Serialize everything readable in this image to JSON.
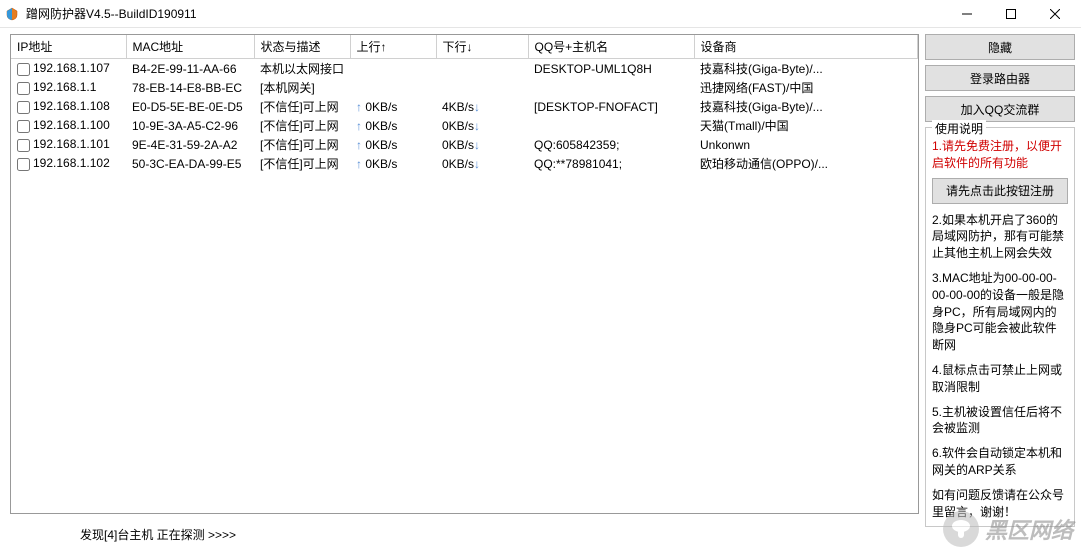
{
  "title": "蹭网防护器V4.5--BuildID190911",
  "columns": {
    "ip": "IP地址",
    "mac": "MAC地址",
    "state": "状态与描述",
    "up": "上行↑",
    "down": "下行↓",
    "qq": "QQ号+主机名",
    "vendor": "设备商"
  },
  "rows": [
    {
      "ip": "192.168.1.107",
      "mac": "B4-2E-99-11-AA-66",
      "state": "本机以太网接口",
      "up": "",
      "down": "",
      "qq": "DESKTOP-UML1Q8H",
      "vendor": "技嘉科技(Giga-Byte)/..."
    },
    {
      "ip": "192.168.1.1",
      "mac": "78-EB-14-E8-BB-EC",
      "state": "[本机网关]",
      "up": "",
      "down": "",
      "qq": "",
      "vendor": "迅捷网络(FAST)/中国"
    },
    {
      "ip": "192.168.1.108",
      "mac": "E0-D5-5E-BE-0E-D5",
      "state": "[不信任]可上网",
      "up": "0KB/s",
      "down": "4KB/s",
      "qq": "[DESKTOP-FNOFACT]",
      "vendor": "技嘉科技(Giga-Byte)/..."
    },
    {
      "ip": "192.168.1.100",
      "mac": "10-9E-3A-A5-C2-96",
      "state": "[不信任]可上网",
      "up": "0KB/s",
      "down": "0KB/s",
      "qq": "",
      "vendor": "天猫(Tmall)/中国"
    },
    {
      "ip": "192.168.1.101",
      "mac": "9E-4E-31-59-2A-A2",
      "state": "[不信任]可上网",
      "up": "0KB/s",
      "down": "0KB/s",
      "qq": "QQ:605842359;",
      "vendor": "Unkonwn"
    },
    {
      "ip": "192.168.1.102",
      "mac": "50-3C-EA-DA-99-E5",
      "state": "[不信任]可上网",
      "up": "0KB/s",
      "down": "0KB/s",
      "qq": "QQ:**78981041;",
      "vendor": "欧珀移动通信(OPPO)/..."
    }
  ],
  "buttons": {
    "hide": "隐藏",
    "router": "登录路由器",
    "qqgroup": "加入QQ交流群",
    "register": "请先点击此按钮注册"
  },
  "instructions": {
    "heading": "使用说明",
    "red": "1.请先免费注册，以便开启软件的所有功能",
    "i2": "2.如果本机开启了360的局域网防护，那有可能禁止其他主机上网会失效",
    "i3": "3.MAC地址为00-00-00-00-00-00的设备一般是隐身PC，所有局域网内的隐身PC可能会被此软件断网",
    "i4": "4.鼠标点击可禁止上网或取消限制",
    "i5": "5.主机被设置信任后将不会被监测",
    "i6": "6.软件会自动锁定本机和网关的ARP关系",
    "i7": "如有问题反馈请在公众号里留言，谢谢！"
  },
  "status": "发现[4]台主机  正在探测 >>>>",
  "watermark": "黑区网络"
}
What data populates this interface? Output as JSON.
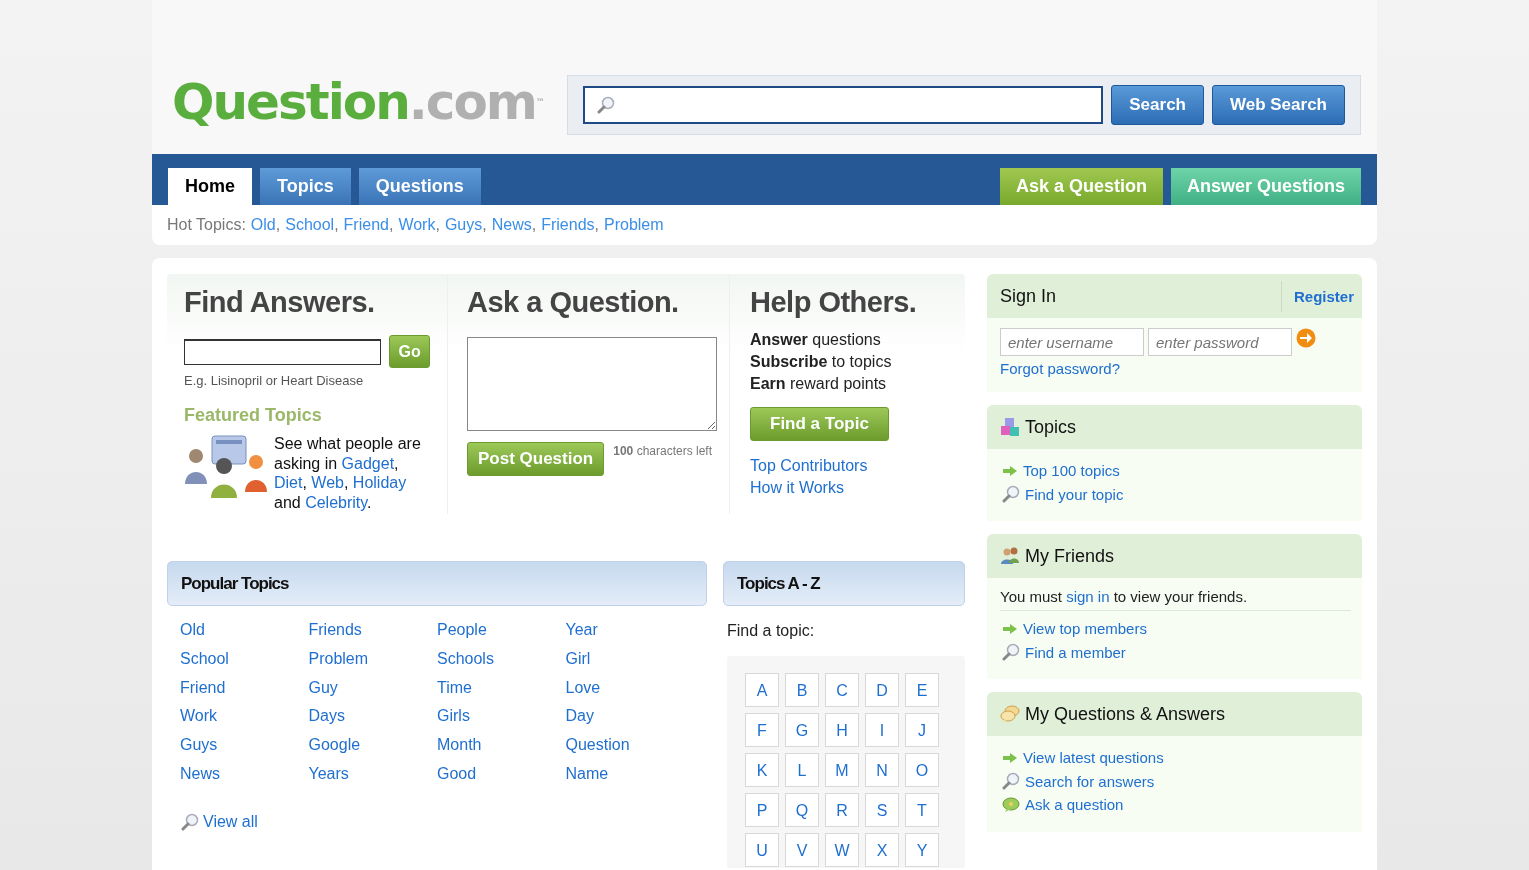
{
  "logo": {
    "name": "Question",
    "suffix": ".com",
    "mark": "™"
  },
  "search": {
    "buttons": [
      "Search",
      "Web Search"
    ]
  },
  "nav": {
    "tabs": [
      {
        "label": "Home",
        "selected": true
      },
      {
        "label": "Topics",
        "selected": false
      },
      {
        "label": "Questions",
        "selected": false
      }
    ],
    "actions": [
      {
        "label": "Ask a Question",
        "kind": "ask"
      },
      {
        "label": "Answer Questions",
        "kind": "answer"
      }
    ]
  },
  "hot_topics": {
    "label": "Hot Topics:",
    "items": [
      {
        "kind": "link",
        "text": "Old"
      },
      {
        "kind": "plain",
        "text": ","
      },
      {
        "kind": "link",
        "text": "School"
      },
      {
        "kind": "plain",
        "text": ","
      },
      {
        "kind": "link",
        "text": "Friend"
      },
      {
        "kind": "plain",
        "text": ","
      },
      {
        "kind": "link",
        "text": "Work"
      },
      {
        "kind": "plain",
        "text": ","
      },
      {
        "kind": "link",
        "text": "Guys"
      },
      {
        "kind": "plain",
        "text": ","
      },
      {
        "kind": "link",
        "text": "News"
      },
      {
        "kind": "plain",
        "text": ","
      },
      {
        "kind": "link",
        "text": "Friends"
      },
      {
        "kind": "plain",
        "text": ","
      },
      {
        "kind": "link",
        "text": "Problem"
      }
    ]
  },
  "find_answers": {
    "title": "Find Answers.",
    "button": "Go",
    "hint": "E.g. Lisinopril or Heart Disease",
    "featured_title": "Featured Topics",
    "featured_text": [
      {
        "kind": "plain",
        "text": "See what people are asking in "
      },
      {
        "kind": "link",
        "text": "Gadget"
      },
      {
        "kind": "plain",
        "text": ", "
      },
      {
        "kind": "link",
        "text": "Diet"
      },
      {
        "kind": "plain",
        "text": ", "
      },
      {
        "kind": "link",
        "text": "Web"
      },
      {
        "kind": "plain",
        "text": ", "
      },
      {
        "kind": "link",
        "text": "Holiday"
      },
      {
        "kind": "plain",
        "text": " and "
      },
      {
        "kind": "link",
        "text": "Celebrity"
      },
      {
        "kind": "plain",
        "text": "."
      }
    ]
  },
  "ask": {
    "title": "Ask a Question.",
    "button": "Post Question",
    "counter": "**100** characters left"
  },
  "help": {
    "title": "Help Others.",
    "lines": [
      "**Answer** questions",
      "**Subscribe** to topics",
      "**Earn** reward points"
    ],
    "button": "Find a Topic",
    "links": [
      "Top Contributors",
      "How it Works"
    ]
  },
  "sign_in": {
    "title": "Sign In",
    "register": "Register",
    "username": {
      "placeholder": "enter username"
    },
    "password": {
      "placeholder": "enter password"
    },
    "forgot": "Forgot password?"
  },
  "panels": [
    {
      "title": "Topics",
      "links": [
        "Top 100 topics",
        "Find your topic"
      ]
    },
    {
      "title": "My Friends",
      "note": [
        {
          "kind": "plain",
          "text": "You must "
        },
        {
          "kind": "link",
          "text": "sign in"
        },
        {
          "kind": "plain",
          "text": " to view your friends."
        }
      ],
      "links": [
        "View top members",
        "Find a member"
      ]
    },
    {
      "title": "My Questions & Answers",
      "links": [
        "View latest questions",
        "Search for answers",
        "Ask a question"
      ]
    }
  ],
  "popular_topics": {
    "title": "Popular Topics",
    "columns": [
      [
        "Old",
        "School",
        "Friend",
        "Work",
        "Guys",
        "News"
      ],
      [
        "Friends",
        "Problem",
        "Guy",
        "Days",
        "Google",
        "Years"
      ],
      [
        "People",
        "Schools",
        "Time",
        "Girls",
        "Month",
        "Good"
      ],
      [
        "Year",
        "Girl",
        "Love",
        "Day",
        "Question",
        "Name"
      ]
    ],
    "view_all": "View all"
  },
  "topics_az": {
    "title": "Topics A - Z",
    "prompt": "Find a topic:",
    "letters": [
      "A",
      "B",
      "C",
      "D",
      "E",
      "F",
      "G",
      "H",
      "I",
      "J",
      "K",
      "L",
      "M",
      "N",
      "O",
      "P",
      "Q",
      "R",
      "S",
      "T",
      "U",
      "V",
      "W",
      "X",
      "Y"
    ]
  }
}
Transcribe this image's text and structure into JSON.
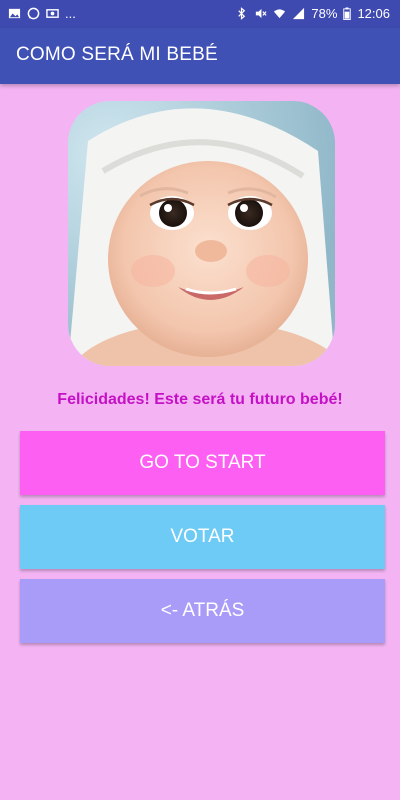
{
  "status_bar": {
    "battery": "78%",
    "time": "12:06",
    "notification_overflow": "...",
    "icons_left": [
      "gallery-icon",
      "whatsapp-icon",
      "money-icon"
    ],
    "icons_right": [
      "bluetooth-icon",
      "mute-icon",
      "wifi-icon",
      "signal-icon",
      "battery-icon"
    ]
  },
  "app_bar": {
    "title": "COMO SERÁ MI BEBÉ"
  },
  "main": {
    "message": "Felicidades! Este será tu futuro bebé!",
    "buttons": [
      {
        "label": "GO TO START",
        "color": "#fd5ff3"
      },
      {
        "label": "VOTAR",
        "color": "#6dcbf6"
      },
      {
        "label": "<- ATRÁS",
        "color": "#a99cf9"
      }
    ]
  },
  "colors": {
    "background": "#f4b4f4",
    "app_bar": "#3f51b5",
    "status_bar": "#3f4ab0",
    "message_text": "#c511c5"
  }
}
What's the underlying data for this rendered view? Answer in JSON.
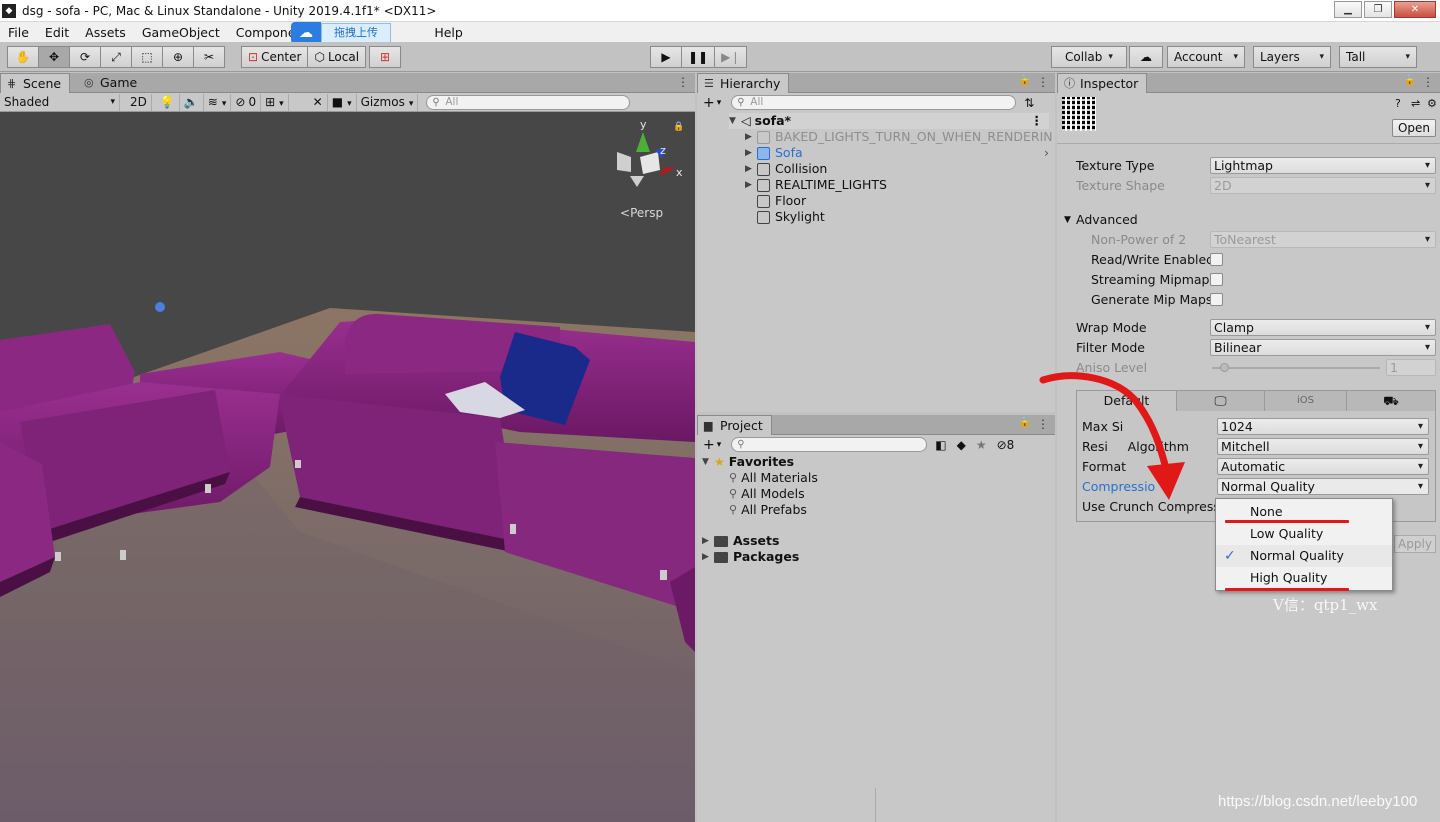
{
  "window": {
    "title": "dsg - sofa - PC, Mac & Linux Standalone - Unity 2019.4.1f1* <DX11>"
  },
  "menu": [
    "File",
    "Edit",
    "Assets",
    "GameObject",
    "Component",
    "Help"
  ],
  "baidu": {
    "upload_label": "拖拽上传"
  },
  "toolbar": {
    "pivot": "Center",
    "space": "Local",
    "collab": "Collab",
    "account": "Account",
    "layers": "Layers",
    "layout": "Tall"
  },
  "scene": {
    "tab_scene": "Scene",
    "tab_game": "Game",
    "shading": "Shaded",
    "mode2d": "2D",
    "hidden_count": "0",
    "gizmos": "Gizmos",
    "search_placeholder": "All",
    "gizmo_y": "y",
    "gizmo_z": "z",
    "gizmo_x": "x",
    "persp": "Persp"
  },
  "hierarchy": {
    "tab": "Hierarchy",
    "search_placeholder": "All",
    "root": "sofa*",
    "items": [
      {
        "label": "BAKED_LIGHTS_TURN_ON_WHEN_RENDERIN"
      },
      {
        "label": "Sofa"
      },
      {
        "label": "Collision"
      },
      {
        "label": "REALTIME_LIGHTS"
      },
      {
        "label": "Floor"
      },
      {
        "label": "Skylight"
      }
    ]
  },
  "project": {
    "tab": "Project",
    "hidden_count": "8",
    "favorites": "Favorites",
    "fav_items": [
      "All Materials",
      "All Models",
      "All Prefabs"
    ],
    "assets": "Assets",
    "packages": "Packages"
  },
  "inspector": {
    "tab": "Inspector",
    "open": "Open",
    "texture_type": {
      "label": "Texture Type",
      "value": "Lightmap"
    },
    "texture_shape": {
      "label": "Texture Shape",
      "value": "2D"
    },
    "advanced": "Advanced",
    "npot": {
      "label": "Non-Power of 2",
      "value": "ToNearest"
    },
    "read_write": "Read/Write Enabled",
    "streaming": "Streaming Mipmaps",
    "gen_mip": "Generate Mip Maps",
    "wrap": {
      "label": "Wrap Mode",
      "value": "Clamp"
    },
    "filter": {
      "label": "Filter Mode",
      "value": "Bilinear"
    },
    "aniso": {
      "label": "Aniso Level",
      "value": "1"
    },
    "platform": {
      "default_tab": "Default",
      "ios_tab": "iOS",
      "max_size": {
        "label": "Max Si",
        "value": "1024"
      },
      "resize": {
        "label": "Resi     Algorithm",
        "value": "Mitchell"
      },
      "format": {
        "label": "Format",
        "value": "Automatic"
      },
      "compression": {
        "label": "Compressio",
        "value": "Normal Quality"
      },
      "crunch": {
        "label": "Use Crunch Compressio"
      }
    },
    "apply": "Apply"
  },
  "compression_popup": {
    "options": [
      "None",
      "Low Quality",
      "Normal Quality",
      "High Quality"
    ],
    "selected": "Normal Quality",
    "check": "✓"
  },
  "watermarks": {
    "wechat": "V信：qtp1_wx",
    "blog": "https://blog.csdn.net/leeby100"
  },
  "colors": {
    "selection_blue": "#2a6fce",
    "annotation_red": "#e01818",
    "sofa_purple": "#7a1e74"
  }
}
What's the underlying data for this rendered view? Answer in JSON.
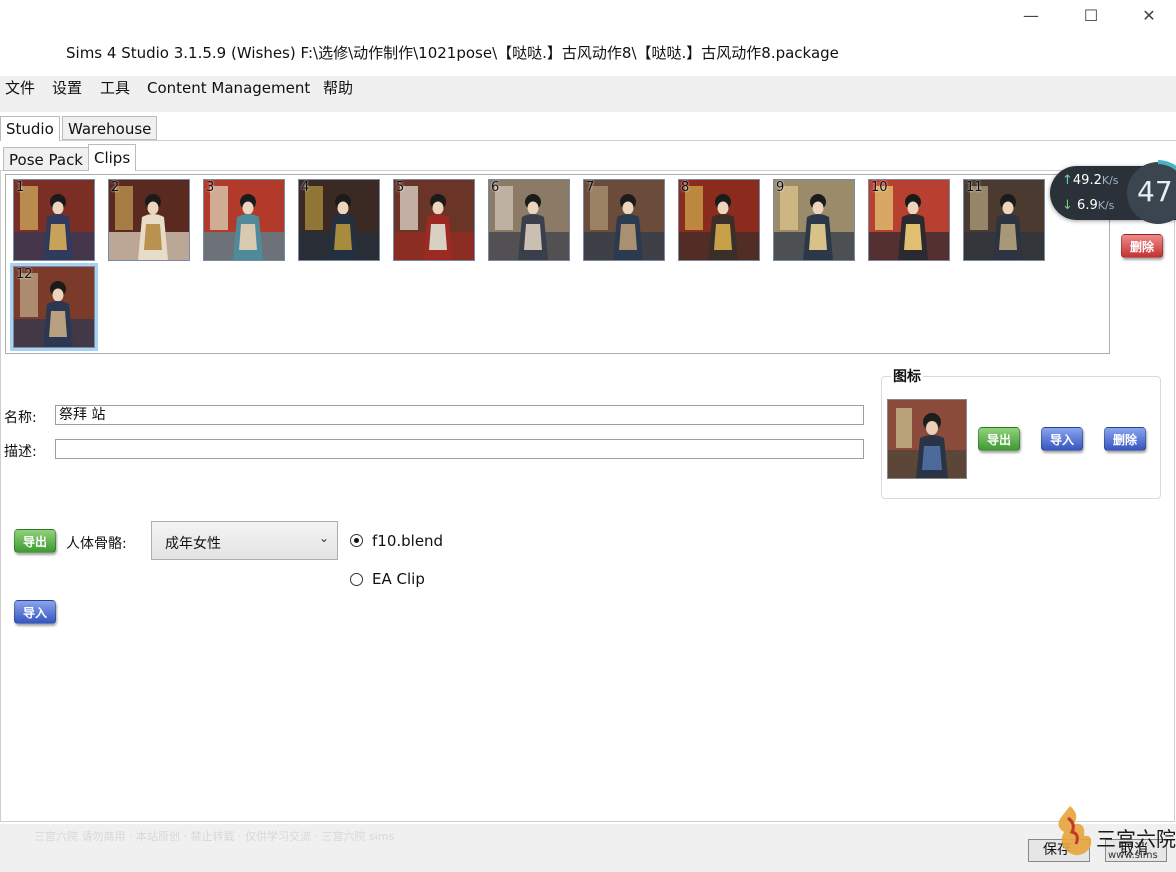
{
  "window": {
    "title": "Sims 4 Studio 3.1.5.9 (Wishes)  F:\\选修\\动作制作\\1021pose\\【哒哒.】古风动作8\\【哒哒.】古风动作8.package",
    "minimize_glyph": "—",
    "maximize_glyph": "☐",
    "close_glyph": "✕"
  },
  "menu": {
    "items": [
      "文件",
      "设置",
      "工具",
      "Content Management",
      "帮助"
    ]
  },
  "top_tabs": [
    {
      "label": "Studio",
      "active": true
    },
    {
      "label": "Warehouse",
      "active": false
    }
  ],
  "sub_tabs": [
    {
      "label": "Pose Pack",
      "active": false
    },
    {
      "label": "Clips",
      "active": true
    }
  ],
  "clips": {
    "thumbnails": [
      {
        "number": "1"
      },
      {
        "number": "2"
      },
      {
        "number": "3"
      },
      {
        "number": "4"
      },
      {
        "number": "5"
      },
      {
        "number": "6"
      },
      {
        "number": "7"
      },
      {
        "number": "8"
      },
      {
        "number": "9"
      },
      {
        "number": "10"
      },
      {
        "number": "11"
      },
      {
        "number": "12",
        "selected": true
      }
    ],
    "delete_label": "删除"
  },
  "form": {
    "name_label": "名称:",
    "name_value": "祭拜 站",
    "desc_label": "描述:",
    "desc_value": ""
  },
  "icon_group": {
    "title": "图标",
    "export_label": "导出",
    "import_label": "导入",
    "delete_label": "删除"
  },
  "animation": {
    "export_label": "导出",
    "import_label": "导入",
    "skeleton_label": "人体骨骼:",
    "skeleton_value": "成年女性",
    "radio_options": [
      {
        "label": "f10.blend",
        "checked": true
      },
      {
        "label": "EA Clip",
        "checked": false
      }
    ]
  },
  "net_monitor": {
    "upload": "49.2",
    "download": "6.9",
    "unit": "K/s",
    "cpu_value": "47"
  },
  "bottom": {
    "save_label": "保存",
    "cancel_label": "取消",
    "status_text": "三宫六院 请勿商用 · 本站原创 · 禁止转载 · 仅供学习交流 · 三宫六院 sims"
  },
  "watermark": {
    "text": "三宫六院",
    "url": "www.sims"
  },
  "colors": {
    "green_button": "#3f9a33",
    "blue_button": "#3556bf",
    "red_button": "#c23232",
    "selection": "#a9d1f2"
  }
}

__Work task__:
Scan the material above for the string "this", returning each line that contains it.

__The completed task__:
Serialize everything readable in this image to JSON.
What data populates this interface? Output as JSON.
Transcribe this image's text and structure into JSON.
What's the underlying data for this rendered view? Answer in JSON.
What's the underlying data for this rendered view? Answer in JSON.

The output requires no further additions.